(Records drawn from a dataset)
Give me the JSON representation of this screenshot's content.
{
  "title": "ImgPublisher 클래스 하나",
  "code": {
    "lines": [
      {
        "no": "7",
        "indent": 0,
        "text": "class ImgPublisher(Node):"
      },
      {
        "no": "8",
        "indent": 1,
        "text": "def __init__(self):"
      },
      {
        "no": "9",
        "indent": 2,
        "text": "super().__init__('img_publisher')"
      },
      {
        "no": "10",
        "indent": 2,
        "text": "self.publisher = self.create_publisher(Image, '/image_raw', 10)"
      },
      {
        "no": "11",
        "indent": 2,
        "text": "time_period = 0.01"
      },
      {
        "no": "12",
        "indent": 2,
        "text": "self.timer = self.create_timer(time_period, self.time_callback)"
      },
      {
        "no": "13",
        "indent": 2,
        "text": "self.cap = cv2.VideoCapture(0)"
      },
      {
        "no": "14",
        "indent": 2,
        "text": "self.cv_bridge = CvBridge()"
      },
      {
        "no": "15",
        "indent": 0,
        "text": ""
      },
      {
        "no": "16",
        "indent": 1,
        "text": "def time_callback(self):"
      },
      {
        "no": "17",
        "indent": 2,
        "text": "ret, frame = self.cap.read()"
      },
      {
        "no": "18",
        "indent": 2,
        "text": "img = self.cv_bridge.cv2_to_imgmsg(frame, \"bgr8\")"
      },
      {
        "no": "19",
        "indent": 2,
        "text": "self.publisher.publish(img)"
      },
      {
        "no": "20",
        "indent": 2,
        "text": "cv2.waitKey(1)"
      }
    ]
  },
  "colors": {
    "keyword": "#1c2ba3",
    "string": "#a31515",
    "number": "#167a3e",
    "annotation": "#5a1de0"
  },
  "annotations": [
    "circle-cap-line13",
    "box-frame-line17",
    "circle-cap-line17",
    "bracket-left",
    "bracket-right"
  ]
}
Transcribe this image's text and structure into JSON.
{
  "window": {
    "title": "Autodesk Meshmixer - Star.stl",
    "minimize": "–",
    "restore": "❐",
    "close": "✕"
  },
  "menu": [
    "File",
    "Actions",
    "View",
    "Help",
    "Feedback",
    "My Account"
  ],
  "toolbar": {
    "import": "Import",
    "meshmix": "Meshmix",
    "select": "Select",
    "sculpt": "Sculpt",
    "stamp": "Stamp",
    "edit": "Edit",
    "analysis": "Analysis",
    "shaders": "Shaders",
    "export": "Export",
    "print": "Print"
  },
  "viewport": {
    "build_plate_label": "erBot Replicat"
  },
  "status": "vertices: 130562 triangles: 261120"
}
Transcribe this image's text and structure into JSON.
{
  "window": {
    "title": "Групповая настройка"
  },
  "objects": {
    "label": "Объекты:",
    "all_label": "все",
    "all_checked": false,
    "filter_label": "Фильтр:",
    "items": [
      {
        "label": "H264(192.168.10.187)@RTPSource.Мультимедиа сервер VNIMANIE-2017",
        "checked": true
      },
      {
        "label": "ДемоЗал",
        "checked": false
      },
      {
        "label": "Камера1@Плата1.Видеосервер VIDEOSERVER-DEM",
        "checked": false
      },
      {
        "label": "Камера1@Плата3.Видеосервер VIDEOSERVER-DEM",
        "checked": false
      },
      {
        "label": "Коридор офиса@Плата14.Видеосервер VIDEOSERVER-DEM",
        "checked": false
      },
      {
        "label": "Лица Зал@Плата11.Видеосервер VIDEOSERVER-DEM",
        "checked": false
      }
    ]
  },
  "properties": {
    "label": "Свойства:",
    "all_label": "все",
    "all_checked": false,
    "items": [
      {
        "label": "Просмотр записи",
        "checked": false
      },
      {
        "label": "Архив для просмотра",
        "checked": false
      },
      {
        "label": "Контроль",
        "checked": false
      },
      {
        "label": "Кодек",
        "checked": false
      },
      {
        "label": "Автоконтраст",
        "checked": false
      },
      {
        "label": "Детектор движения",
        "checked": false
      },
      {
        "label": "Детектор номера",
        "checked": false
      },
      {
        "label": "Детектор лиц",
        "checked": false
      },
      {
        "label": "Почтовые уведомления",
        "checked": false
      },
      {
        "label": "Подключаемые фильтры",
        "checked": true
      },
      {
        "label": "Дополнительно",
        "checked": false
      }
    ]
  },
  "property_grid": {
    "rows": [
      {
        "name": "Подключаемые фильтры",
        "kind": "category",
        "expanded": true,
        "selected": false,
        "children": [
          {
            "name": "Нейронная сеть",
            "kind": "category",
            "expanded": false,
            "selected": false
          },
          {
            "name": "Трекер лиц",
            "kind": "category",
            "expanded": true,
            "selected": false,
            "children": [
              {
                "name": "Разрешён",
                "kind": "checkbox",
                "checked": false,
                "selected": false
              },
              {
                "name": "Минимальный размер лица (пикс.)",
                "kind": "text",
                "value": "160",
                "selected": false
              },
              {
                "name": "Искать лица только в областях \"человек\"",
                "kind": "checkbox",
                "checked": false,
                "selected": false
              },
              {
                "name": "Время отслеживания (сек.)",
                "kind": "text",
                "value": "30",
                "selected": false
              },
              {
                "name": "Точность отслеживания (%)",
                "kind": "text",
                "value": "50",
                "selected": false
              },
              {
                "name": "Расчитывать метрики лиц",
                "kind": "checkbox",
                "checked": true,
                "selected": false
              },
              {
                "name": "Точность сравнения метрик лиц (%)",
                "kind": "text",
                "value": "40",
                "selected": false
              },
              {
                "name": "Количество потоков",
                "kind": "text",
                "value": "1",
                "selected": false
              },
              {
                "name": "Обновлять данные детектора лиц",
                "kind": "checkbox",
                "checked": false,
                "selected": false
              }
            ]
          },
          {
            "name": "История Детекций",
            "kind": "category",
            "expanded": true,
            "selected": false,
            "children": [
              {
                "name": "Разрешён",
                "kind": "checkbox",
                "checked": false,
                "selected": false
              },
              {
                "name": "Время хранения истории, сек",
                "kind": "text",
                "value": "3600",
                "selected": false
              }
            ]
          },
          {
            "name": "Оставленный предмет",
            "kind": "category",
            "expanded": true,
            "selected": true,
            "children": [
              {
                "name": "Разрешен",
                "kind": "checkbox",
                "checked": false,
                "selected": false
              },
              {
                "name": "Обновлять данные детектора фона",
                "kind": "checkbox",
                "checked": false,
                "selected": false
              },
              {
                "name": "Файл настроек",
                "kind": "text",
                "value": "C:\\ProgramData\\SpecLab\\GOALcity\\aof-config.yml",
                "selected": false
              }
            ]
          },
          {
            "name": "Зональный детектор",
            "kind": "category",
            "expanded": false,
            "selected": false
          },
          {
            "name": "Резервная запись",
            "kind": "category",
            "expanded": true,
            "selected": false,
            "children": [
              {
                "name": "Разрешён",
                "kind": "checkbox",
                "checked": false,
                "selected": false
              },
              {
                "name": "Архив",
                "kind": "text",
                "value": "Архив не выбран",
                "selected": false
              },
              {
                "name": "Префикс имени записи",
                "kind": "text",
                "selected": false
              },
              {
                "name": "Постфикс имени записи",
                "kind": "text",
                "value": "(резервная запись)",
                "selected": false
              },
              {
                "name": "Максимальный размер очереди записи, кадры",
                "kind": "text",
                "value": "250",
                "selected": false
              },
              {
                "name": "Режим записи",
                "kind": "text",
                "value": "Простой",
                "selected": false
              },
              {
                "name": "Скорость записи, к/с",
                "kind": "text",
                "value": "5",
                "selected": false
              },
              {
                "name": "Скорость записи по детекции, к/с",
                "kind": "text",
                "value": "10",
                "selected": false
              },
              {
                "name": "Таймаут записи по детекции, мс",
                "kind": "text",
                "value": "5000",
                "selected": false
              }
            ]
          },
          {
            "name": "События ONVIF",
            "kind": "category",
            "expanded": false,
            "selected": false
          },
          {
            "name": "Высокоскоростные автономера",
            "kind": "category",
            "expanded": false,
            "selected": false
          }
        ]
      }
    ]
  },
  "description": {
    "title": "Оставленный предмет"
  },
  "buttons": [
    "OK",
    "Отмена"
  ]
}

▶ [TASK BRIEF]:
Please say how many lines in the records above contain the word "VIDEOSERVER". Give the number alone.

▶ [EXERCISE RESULT]:
4